As the risk for getting COVID-19 increases, so does the need to prepare your home just in case you or someone in your family gets sick.

As you prepare your home for the holidays, medical experts want you to also prepare for the coronavirus.

Dr. Erik Vanderlip is the chief medical officer at Portland-based ZoomCare. He said with the demand for coronavirus related health care at an all-time high, and that we should all be prepared before you sit down for that initial doctors visit.

"The thing that really helps us in that video care moment is having some at-home devices that could really help extend our confidence that you're doing alright," he said.

 Vanderlip said there are three devices we should have.

 The first is a basic thermometer. The second is a blood pressure cuff.

"You're going to want one that measures at your arm, not at your wrist, they're much more accurate at your arm," he said.

The third thing you should get is a pulse oximeter. That's the device that fits over your finger and measures your heart rate and oxygen level.

You can find the devices either at a pharmacy or online for between about $20 to $40 each.

And while you're shopping, buy a box fan. It'll come in handy if you get diagnosed with the coronavirus and are isolating.

Put the fan in the window to push the inside air out. Then close the vents to limit air circulation.
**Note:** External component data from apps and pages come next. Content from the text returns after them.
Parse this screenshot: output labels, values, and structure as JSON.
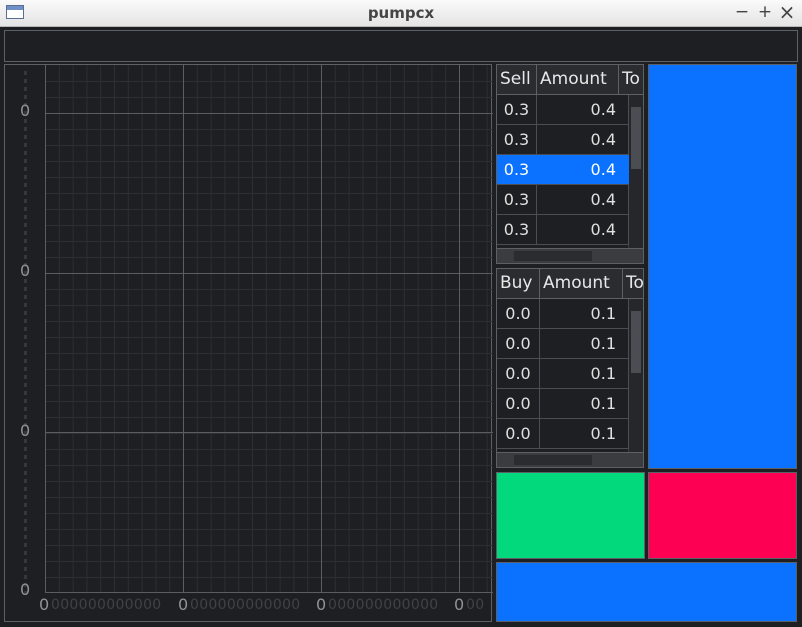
{
  "window": {
    "title": "pumpcx",
    "minimize": "−",
    "maximize": "+",
    "close": "×"
  },
  "colors": {
    "buy": "#02d97d",
    "sell": "#fd0054",
    "accent": "#0a72ff",
    "background": "#1d1f22"
  },
  "chart": {
    "y_labels": [
      "0",
      "0",
      "0",
      "0"
    ],
    "x_labels": [
      "0",
      "0",
      "0",
      "0"
    ],
    "x_minor": "000000000000",
    "x_minor_end": "00"
  },
  "sell_book": {
    "headers": [
      "Sell",
      "Amount",
      "To"
    ],
    "rows": [
      {
        "price": "0.3",
        "amount": "0.4"
      },
      {
        "price": "0.3",
        "amount": "0.4"
      },
      {
        "price": "0.3",
        "amount": "0.4",
        "selected": true
      },
      {
        "price": "0.3",
        "amount": "0.4"
      },
      {
        "price": "0.3",
        "amount": "0.4"
      }
    ]
  },
  "buy_book": {
    "headers": [
      "Buy",
      "Amount",
      "To"
    ],
    "rows": [
      {
        "price": "0.0",
        "amount": "0.1"
      },
      {
        "price": "0.0",
        "amount": "0.1"
      },
      {
        "price": "0.0",
        "amount": "0.1"
      },
      {
        "price": "0.0",
        "amount": "0.1"
      },
      {
        "price": "0.0",
        "amount": "0.1"
      }
    ]
  }
}
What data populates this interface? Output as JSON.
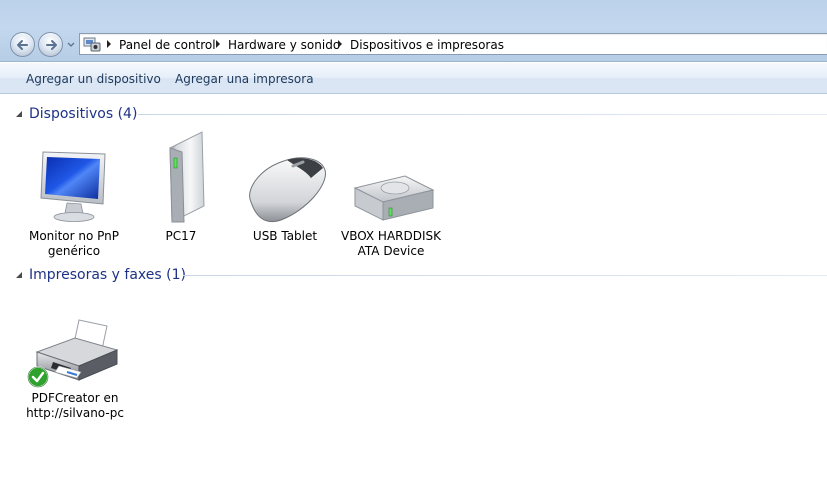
{
  "breadcrumb": {
    "items": [
      "Panel de control",
      "Hardware y sonido",
      "Dispositivos e impresoras"
    ]
  },
  "toolbar": {
    "add_device": "Agregar un dispositivo",
    "add_printer": "Agregar una impresora"
  },
  "groups": {
    "devices": {
      "title": "Dispositivos (4)",
      "items": [
        {
          "label": "Monitor no PnP\ngenérico",
          "icon": "monitor-icon"
        },
        {
          "label": "PC17",
          "icon": "computer-tower-icon"
        },
        {
          "label": "USB Tablet",
          "icon": "mouse-icon"
        },
        {
          "label": "VBOX HARDDISK\nATA Device",
          "icon": "hard-disk-icon"
        }
      ]
    },
    "printers": {
      "title": "Impresoras y faxes (1)",
      "items": [
        {
          "label": "PDFCreator en\nhttp://silvano-pc",
          "icon": "printer-icon",
          "default": true
        }
      ]
    }
  },
  "colors": {
    "group_title": "#1e3287",
    "command_text": "#1e395b",
    "default_check": "#2fa12f"
  }
}
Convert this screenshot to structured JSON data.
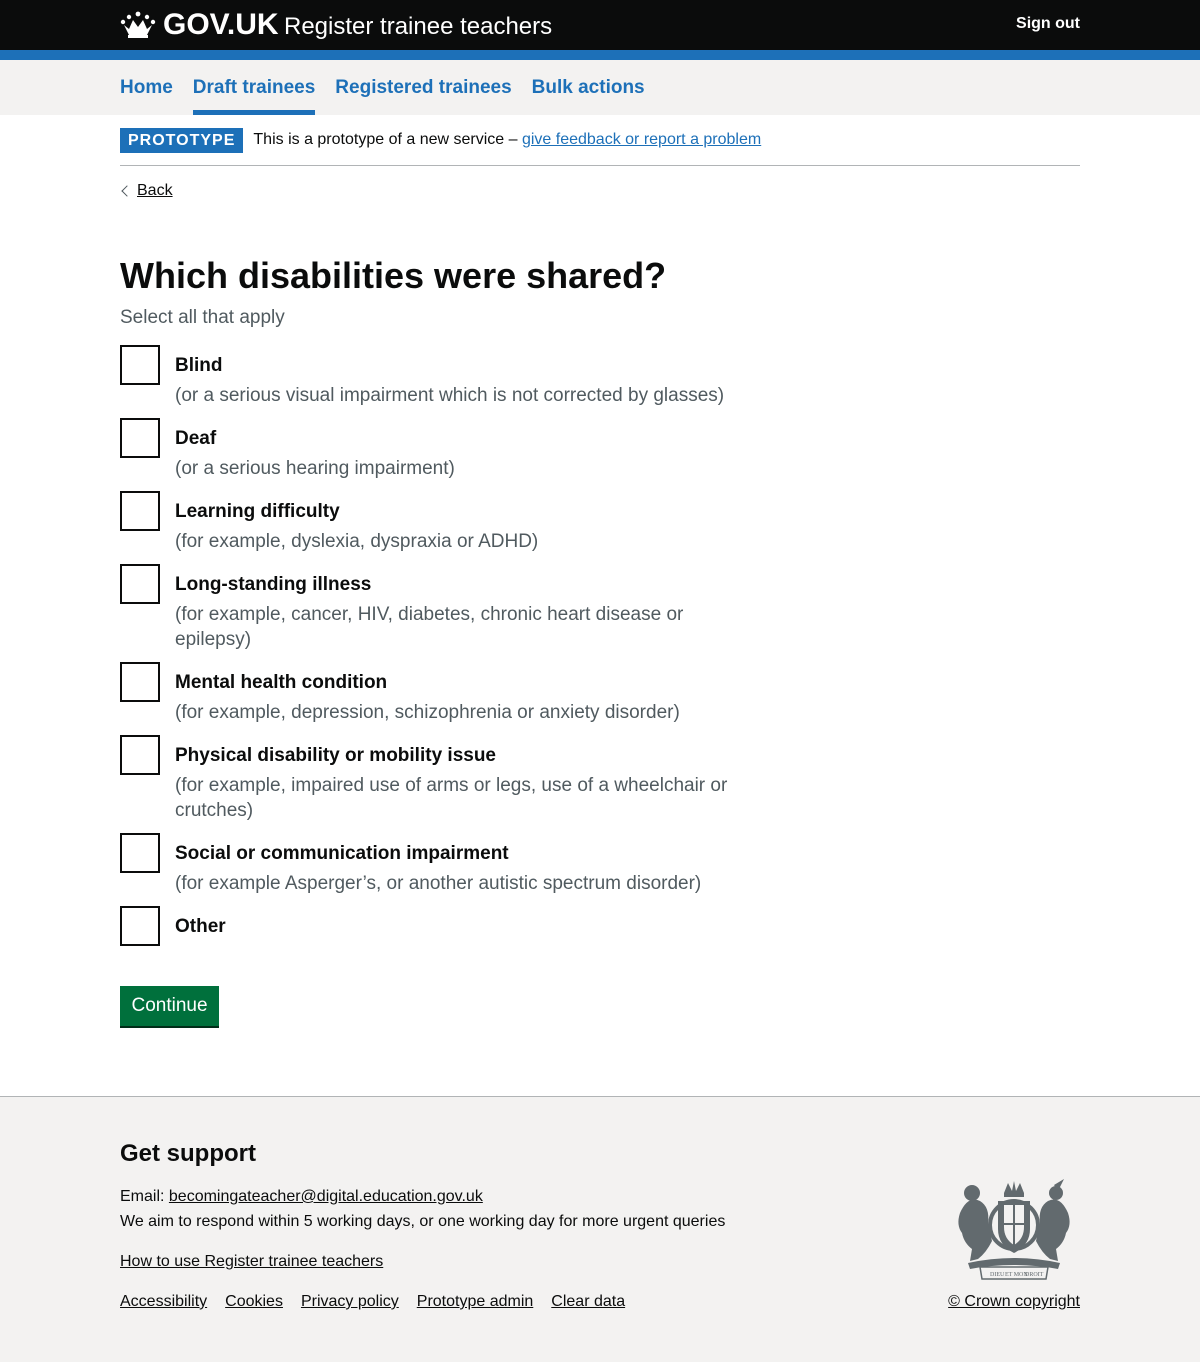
{
  "header": {
    "logo": "GOV.UK",
    "service_name": "Register trainee teachers",
    "sign_out": "Sign out",
    "colors": {
      "background": "#0b0c0c",
      "accent": "#1d70b8"
    }
  },
  "nav": {
    "items": [
      {
        "label": "Home"
      },
      {
        "label": "Draft trainees",
        "active": true
      },
      {
        "label": "Registered trainees"
      },
      {
        "label": "Bulk actions"
      }
    ]
  },
  "phase_banner": {
    "tag": "PROTOTYPE",
    "text": "This is a prototype of a new service –",
    "link": "give feedback or report a problem"
  },
  "back_link": "Back",
  "form": {
    "title": "Which disabilities were shared?",
    "hint": "Select all that apply",
    "options": [
      {
        "label": "Blind",
        "hint": "(or a serious visual impairment which is not corrected by glasses)",
        "checked": false
      },
      {
        "label": "Deaf",
        "hint": "(or a serious hearing impairment)",
        "checked": false
      },
      {
        "label": "Learning difficulty",
        "hint": "(for example, dyslexia, dyspraxia or ADHD)",
        "checked": false
      },
      {
        "label": "Long-standing illness",
        "hint": "(for example, cancer, HIV, diabetes, chronic heart disease or epilepsy)",
        "checked": false
      },
      {
        "label": "Mental health condition",
        "hint": "(for example, depression, schizophrenia or anxiety disorder)",
        "checked": false
      },
      {
        "label": "Physical disability or mobility issue",
        "hint": "(for example, impaired use of arms or legs, use of a wheelchair or crutches)",
        "checked": false
      },
      {
        "label": "Social or communication impairment",
        "hint": "(for example Asperger’s, or another autistic spectrum disorder)",
        "checked": false
      },
      {
        "label": "Other",
        "hint": "",
        "checked": false
      }
    ],
    "continue_label": "Continue",
    "continue_color": "#00703c"
  },
  "footer": {
    "title": "Get support",
    "email_label": "Email:",
    "email": "becomingateacher@digital.education.gov.uk",
    "respond_text": "We aim to respond within 5 working days, or one working day for more urgent queries",
    "how_to": "How to use Register trainee teachers",
    "links": [
      "Accessibility",
      "Cookies",
      "Privacy policy",
      "Prototype admin",
      "Clear data"
    ],
    "copyright": "© Crown copyright",
    "crest_text": {
      "motto_top": "DIEU",
      "motto_mid": "ET MON",
      "motto_right": "DROIT"
    }
  }
}
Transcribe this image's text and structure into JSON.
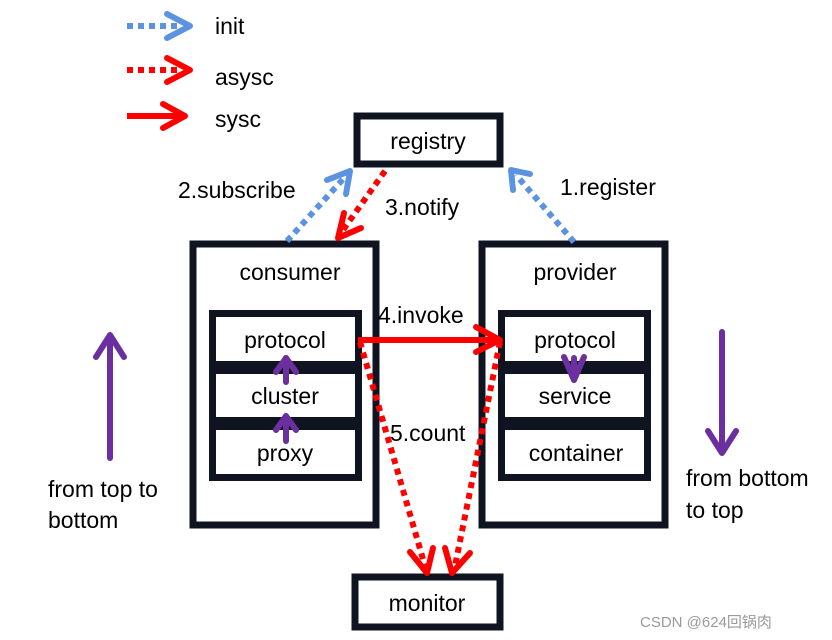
{
  "legend": [
    {
      "label": "init",
      "style": "dotted",
      "color": "#5b93e0"
    },
    {
      "label": "asysc",
      "style": "dotted",
      "color": "#ff0000"
    },
    {
      "label": "sysc",
      "style": "solid",
      "color": "#ff0000"
    }
  ],
  "nodes": {
    "registry": "registry",
    "consumer": {
      "title": "consumer",
      "layers": [
        "protocol",
        "cluster",
        "proxy"
      ]
    },
    "provider": {
      "title": "provider",
      "layers": [
        "protocol",
        "service",
        "container"
      ]
    },
    "monitor": "monitor"
  },
  "edges": {
    "register": "1.register",
    "subscribe": "2.subscribe",
    "notify": "3.notify",
    "invoke": "4.invoke",
    "count": "5.count"
  },
  "side_notes": {
    "left": [
      "from top to",
      "bottom"
    ],
    "right": [
      "from bottom",
      "to top"
    ]
  },
  "colors": {
    "purple": "#6b2fa0",
    "box": "#0f1420"
  },
  "watermark": "CSDN @624回锅肉"
}
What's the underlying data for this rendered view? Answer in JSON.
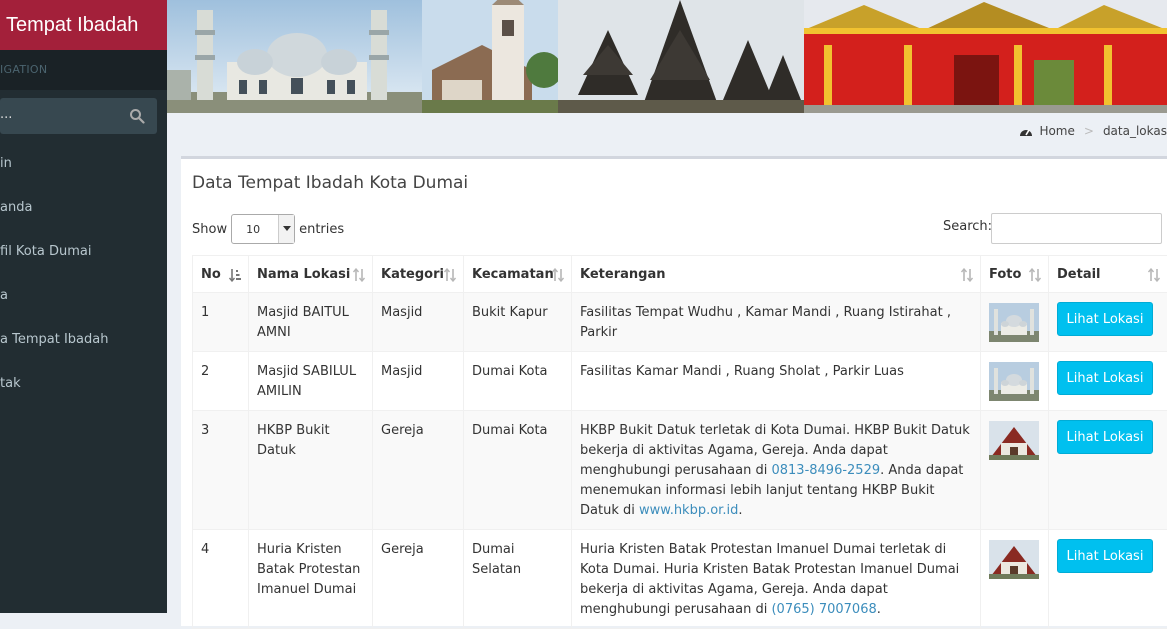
{
  "app": {
    "brand": "Tempat Ibadah",
    "nav_header": "IGATION",
    "search_placeholder": "..."
  },
  "sidebar": {
    "items": [
      {
        "label": "in"
      },
      {
        "label": "anda"
      },
      {
        "label": "fil Kota Dumai"
      },
      {
        "label": "a"
      },
      {
        "label": "a Tempat Ibadah"
      },
      {
        "label": "tak"
      }
    ]
  },
  "breadcrumb": {
    "home": "Home",
    "current": "data_lokas"
  },
  "box": {
    "title": "Data Tempat Ibadah Kota Dumai",
    "show_label": "Show",
    "entries_value": "10",
    "entries_label": "entries",
    "search_label": "Search:"
  },
  "table": {
    "headers": [
      "No",
      "Nama Lokasi",
      "Kategori",
      "Kecamatan",
      "Keterangan",
      "Foto",
      "Detail"
    ],
    "button_label": "Lihat Lokasi",
    "rows": [
      {
        "no": "1",
        "nama": "Masjid BAITUL AMNI",
        "kategori": "Masjid",
        "kecamatan": "Bukit Kapur",
        "ket_a": "Fasilitas Tempat Wudhu , Kamar Mandi , Ruang Istirahat , Parkir",
        "ket_link": "",
        "ket_b": "",
        "ket_link2": "",
        "ket_c": "",
        "foto": "mosque"
      },
      {
        "no": "2",
        "nama": "Masjid SABILUL AMILIN",
        "kategori": "Masjid",
        "kecamatan": "Dumai Kota",
        "ket_a": "Fasilitas Kamar Mandi , Ruang Sholat , Parkir Luas",
        "ket_link": "",
        "ket_b": "",
        "ket_link2": "",
        "ket_c": "",
        "foto": "mosque"
      },
      {
        "no": "3",
        "nama": "HKBP Bukit Datuk",
        "kategori": "Gereja",
        "kecamatan": "Dumai Kota",
        "ket_a": "HKBP Bukit Datuk terletak di Kota Dumai. HKBP Bukit Datuk bekerja di aktivitas Agama, Gereja. Anda dapat menghubungi perusahaan di ",
        "ket_link": "0813-8496-2529",
        "ket_b": ". Anda dapat menemukan informasi lebih lanjut tentang HKBP Bukit Datuk di ",
        "ket_link2": "www.hkbp.or.id",
        "ket_c": ".",
        "foto": "church"
      },
      {
        "no": "4",
        "nama": "Huria Kristen Batak Protestan Imanuel Dumai",
        "kategori": "Gereja",
        "kecamatan": "Dumai Selatan",
        "ket_a": "Huria Kristen Batak Protestan Imanuel Dumai terletak di Kota Dumai. Huria Kristen Batak Protestan Imanuel Dumai bekerja di aktivitas Agama, Gereja. Anda dapat menghubungi perusahaan di ",
        "ket_link": "(0765) 7007068",
        "ket_b": ".",
        "ket_link2": "",
        "ket_c": "",
        "foto": "church"
      }
    ]
  },
  "colors": {
    "brand_bg": "#a3203a",
    "sidebar_bg": "#222d32",
    "button_bg": "#00c0ef",
    "link": "#3c8dbc"
  }
}
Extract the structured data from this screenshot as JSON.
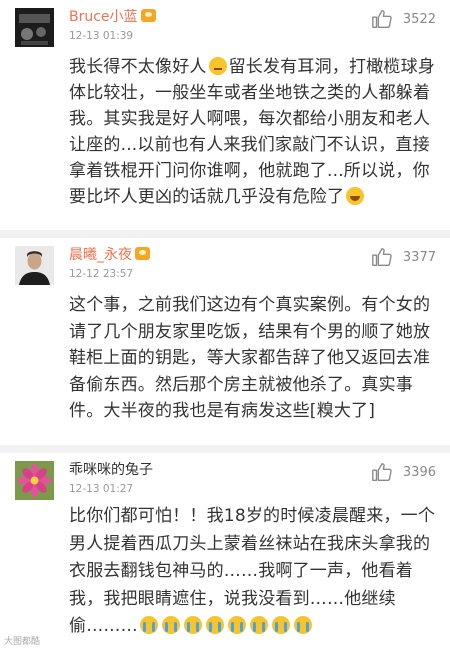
{
  "comments": [
    {
      "username": "Bruce小蓝",
      "badge": "crown-badge-icon",
      "time": "12-13 01:39",
      "likes": "3522",
      "avatar": "dark-photo-avatar",
      "text_parts": [
        "我长得不太像好人",
        "留长发有耳洞，打橄榄球身体比较壮，一般坐车或者坐地铁之类的人都躲着我。其实我是好人啊喂，每次都给小朋友和老人让座的...以前也有人来我们家敲门不认识，直接拿着铁棍开门问你谁啊，他就跑了...所以说，你要比坏人更凶的话就几乎没有危险了"
      ]
    },
    {
      "username": "晨曦_永夜",
      "badge": "crown-badge-icon",
      "time": "12-12 23:57",
      "likes": "3377",
      "avatar": "man-portrait-avatar",
      "text": "这个事，之前我们这边有个真实案例。有个女的请了几个朋友家里吃饭，结果有个男的顺了她放鞋柜上面的钥匙，等大家都告辞了他又返回去准备偷东西。然后那个房主就被他杀了。真实事件。大半夜的我也是有病发这些[糗大了]"
    },
    {
      "username": "乖咪咪的兔子",
      "time": "12-13 01:27",
      "likes": "3396",
      "avatar": "pink-flower-avatar",
      "text": "比你们都可怕！！我18岁的时候凌晨醒来，一个男人提着西瓜刀头上蒙着丝袜站在我床头拿我的衣服去翻钱包神马的……我啊了一声，他看着我，我把眼睛遮住，说我没看到……他继续偷………"
    }
  ],
  "watermark": "大图都酷",
  "colors": {
    "username": "#eb7350",
    "time": "#999999",
    "text": "#333333",
    "background": "#f2f2f2"
  }
}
You should also invest in a portable air cleaner.

That is one of the first items PSU biology professor Dr. Ken Stedman purchased during the pandemic.

"That's something we're not turning on now, but again, if somebody in the house were to diagnosed, we would make sure that was on in the room they were isolating in," he said.

But the most important thing you can do, according to health experts, is to pay attention to your own body.     

If you feel like you have the sniffles or a sore throat or anything that feels like even a small cold, you should take it seriously.

"Especially given that we've been social distancing and wearing masks the probability those cold symptoms could be coronavirus is high," Vanderlip said.